Indeed, Ágnes Lehóczky’s poetry owes much to fiction—as I noted at the outset, her poetry is prose poetry. It has the kind of quality that one finds in postmodern, plotless fiction, in which the emphasis—the action, so to speak—is elsewhere, most often with language. One might be tempted to say that there are no characters here, but that is not quite the case either. Many of the poems feature a speaker and a “you” who is as shape-shifting as the city itself. Are the poems letters with a speaker and an addressee? Or is the “you” the speaker? Or the reader? I can’t tell, and perhaps the poems won’t let us know conclusively either, even if we read the notes at the back with their various dedications. The “you” in “The Sheffield Magus” might be Veronika Schandl—or it might be you. Or Lehóczky. If selves are not wholly distinct, no one is off the hook and everyone, including the reader, finds himself/herself touched by the transformations of the ordinary into the fantastic (which indeed may be phantasmorgic) that history and globalization now make commonplace.

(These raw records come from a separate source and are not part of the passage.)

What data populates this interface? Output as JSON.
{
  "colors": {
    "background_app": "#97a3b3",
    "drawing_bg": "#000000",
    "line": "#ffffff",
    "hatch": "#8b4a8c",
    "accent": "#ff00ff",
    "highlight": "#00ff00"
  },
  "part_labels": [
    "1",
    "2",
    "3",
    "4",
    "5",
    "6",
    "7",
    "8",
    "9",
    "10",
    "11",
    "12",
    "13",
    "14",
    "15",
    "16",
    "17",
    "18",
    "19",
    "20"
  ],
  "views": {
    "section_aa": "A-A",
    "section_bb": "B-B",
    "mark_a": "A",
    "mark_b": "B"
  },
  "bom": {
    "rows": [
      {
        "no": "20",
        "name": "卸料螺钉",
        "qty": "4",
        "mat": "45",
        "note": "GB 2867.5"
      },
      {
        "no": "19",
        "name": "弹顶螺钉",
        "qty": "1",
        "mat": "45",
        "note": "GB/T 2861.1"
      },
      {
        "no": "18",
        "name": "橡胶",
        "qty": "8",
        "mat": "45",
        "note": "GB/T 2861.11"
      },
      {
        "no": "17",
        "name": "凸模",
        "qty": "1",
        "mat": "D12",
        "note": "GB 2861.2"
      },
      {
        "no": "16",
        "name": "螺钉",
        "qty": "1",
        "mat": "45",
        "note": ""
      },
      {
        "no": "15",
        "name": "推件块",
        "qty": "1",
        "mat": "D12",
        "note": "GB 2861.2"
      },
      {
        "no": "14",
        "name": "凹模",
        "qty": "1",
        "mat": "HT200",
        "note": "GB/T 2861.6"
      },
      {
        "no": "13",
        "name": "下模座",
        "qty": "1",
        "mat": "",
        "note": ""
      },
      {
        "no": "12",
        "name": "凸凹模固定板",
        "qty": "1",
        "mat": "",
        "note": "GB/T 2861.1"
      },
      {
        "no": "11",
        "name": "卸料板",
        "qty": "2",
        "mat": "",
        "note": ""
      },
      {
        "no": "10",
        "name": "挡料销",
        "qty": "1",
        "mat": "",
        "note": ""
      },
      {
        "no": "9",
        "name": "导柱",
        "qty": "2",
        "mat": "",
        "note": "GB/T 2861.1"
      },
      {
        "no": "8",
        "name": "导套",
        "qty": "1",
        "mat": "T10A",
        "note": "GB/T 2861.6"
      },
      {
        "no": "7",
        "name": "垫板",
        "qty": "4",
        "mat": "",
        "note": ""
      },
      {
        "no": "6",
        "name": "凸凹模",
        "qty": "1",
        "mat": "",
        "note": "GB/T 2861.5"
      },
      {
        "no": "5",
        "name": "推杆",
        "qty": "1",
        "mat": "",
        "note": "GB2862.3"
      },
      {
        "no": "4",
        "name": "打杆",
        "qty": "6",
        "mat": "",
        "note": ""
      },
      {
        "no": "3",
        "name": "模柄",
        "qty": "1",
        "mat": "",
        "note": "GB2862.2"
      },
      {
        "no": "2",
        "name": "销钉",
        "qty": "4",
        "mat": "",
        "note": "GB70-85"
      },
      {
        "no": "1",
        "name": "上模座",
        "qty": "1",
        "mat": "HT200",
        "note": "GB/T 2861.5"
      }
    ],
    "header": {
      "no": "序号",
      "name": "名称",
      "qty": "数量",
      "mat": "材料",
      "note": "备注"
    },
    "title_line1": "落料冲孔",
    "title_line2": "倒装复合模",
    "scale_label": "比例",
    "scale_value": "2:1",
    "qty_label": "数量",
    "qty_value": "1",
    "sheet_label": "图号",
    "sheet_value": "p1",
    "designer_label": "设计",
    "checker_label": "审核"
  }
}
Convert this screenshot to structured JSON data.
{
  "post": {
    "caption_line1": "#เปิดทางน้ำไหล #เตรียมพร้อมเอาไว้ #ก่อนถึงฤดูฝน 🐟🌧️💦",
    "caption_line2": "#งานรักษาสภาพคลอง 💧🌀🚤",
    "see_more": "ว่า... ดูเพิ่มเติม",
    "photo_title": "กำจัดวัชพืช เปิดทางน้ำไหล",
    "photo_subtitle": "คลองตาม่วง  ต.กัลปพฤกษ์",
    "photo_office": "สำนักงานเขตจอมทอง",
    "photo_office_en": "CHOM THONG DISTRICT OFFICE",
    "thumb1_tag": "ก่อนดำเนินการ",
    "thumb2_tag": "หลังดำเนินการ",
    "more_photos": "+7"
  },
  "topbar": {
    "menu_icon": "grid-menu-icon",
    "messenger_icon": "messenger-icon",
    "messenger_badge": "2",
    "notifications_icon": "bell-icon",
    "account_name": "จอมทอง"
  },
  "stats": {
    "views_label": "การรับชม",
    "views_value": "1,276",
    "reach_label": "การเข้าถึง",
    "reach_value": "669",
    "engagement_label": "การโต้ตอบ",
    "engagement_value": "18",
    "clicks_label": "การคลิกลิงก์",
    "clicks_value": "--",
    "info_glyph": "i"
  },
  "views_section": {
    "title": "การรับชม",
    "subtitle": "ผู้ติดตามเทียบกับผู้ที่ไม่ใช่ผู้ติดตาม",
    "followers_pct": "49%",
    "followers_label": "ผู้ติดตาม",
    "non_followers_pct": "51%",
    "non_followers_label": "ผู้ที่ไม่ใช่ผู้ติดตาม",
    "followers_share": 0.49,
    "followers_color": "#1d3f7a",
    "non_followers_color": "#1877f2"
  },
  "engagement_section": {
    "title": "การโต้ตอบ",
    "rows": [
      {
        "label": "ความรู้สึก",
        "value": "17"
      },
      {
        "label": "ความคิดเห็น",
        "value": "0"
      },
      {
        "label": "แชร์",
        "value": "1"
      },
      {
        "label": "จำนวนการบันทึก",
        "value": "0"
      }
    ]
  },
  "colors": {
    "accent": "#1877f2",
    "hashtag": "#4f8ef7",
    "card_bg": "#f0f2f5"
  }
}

Not to say that that Ágnes Lehóczky’s achievement in Carillonneur compares with the opus of Calvino or Rushdie; I’m not making that case. And I find the most arresting and challenging work is to be found in the first two sections of the collection. That said, I see (and hear) a poet in Carillonneur who doesn’t sound like anyone else, a poet with her own sensibility, and her own shape-shifting imaginative terrain, and all of that is unusual in the world of Anglo-American poetry. Not to mention music. The title refers to a particular kind of music maker, who plays a “carillion,” an instrument made up of bells and a keyboard. Ágnes Lehóczky can play some music too. A kind of mad music, mixing the beautiful and the painful, played on her own mad, antique instrument: “But there is no threshold in this city between the thought/and the said, only invisible rivers. And there is a difference/between howling and music. Music is what makes one sob.”
Bio: Jon Thompson’s first poetry collection was The Book of the Floating World and his next work was a collection of lyrical essays, After Paradise: Essays on the Fate of American Writing. His most recent book is the poetry collection, Landscape with Light (Shearsman Books, 2014). Thompson teaches in the English Department at North Carolina State University, where he edits the international online journal, Free Verse: A Journal of Contemporary Poetry & Poetics and the poetry series, Free Verse Editions, which now has 40 books on its list. More on him at: www.jon-thompson.net